P. R. Thakur

Constituent Assembly Members

P. R. Thakur

1904 - 1967

Key Information






Mother Tongue:



Early Life

Prominent political and spiritual leader, Pramatha Ranjan Thakur was born in 1904 in Faridpur, Bengal Presidency. He completed his schooling in Calcutta. He then went on to graduate from St. Paul’s Cathedral Mission College and subsequently completed a law degree from Calcutta University. Thakur trained at the Bar in London – being the first barrister from the Namasudra community, a group of lower-caste peasants mostly based in eastern and central Bengal. He later practised at the Calcutta High Court.

Thakur travelled extensively and was particularly interested in visiting places of historical significance in France, Germany, Switzerland, Hungary and Turkey.

Thakur’s family played a pivotal role in Scheduled Caste politics in East Bengal: his great grandfather founded a religious sect – Matua Mahasangha – in the later 19th Century which was subsequently mobilised by his grandfather Guruchand Thakur in the 20th Century. Thakur’s leadership of the Matua Mahasangha influenced his political life.

Role in India’s Independence Movement

In 1930 Thakur took over as the leader of the Matua Mahasangha sect. While he continued his spiritual work towards his community, he ventured into organised politics. He established the Bengal chapter of the Depressed Classes League – a political rival to the Bengal Provincial Scheduled Castes Federations established by Jogendranath Mondal. Thakur’s organisation was affiliated with the Indian National Congress.

In 1937 and 1946, he was elected to the Bengal Legislative Assembly as an independent candidate.

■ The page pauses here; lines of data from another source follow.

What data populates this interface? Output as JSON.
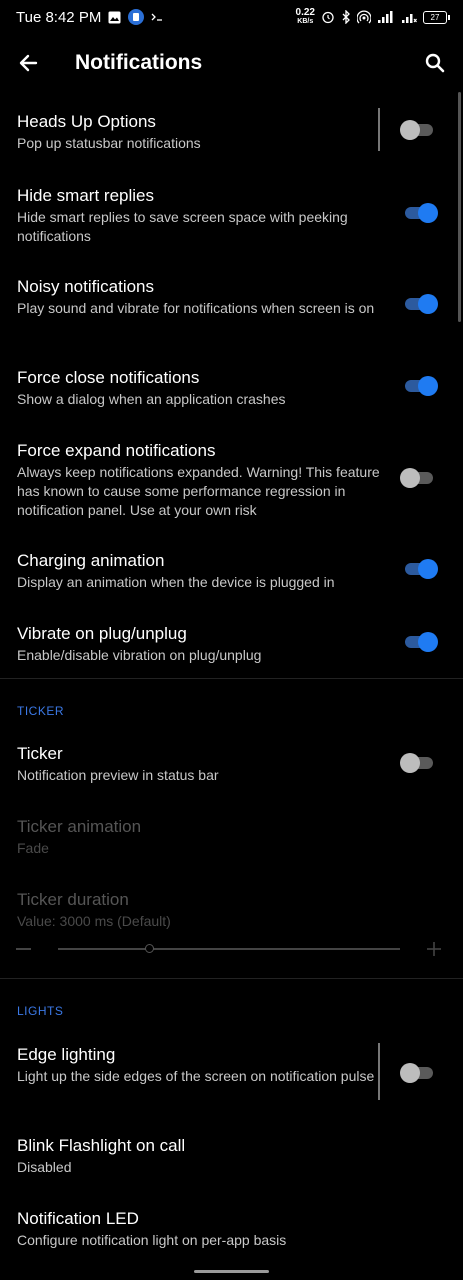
{
  "status_bar": {
    "time": "Tue 8:42 PM",
    "net_speed_value": "0.22",
    "net_speed_unit": "KB/s",
    "battery": "27"
  },
  "app_bar": {
    "title": "Notifications"
  },
  "items": [
    {
      "title": "Heads Up Options",
      "summary": "Pop up statusbar notifications",
      "toggle": "off"
    },
    {
      "title": "Hide smart replies",
      "summary": "Hide smart replies to save screen space with peeking notifications",
      "toggle": "on"
    },
    {
      "title": "Noisy notifications",
      "summary": "Play sound and vibrate for notifications when screen is on",
      "toggle": "on"
    },
    {
      "title": "Force close notifications",
      "summary": "Show a dialog when an application crashes",
      "toggle": "on"
    },
    {
      "title": "Force expand notifications",
      "summary": "Always keep notifications expanded. Warning! This feature has known to cause some performance regression in notification panel. Use at your own risk",
      "toggle": "off"
    },
    {
      "title": "Charging animation",
      "summary": "Display an animation when the device is plugged in",
      "toggle": "on"
    },
    {
      "title": "Vibrate on plug/unplug",
      "summary": "Enable/disable vibration on plug/unplug",
      "toggle": "on"
    }
  ],
  "ticker_section": {
    "header": "TICKER",
    "ticker": {
      "title": "Ticker",
      "summary": "Notification preview in status bar",
      "toggle": "off"
    },
    "ticker_animation": {
      "title": "Ticker animation",
      "summary": "Fade"
    },
    "ticker_duration": {
      "title": "Ticker duration",
      "summary": "Value: 3000 ms (Default)"
    }
  },
  "lights_section": {
    "header": "LIGHTS",
    "edge_lighting": {
      "title": "Edge lighting",
      "summary": "Light up the side edges of the screen on notification pulse",
      "toggle": "off"
    },
    "blink_flashlight": {
      "title": "Blink Flashlight on call",
      "summary": "Disabled"
    },
    "notification_led": {
      "title": "Notification LED",
      "summary": "Configure notification light on per-app basis"
    }
  },
  "colors": {
    "accent": "#1f7bf2",
    "section_header": "#3b79e6",
    "background": "#000000"
  }
}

During his tenure as a member of the Bengal Legislative Assembly, he opposed important legislations like the Secondary Education Bill for not having adequate representation of the Depressed Classes in the management of education.

Unlike, his contemporary Mondal, Thakur did not believe that the Muslim community and Dalit community had similar interests and therefore, he opposed partition.

Contribution to Constitution Making

Thakur was elected to the Constituent Assembly in 1946 from Bengal with the support of the Congress Party. He intervened in important issues on safeguards for the Depressed Classes, justiciable rights and untouchability.

Later Contributions

Thakur continued his social, political and religious work post-independence as well. He was elected to the Bengal Legislative Assembly in 1957 and 1962. He was Minister of State, Tribal Welfare Department (1962-63). When the Indian State unleashed repressive measures on the refugee colonies that comprised the Namasudra population, he resigned from the Assembly in 1964. He distanced himself from organised politics and focused on social service.

As the spiritual leader of the Matua Mahasangha, Thakur set up Thakurnagar – a Dalit refugee colony in December 1947. His residential home was named, ‘Exile’ and served as temporary accommodation for many people belonging to the Depressed Classes who migrated to West Bengal after the Partition. Thakur encouraged the members of the Namasudra community to resettle in other parts of India as well.

He passed away in 1967.

Key Speeches
  1. While supporting the Objectives Resolution, Thakur stated that the Depressed Classes are to be considered a minority and in order to protect their interests adequate safeguards must be provided in the Constitution.
  2. During a debate on fundamental rights, Thakur argued that economic rights are also very important, and they must also be made justiciable like fundamental rights.
  3. Thakur was concerned that the prohibition of untouchability would not be possible without eradication of the caste system.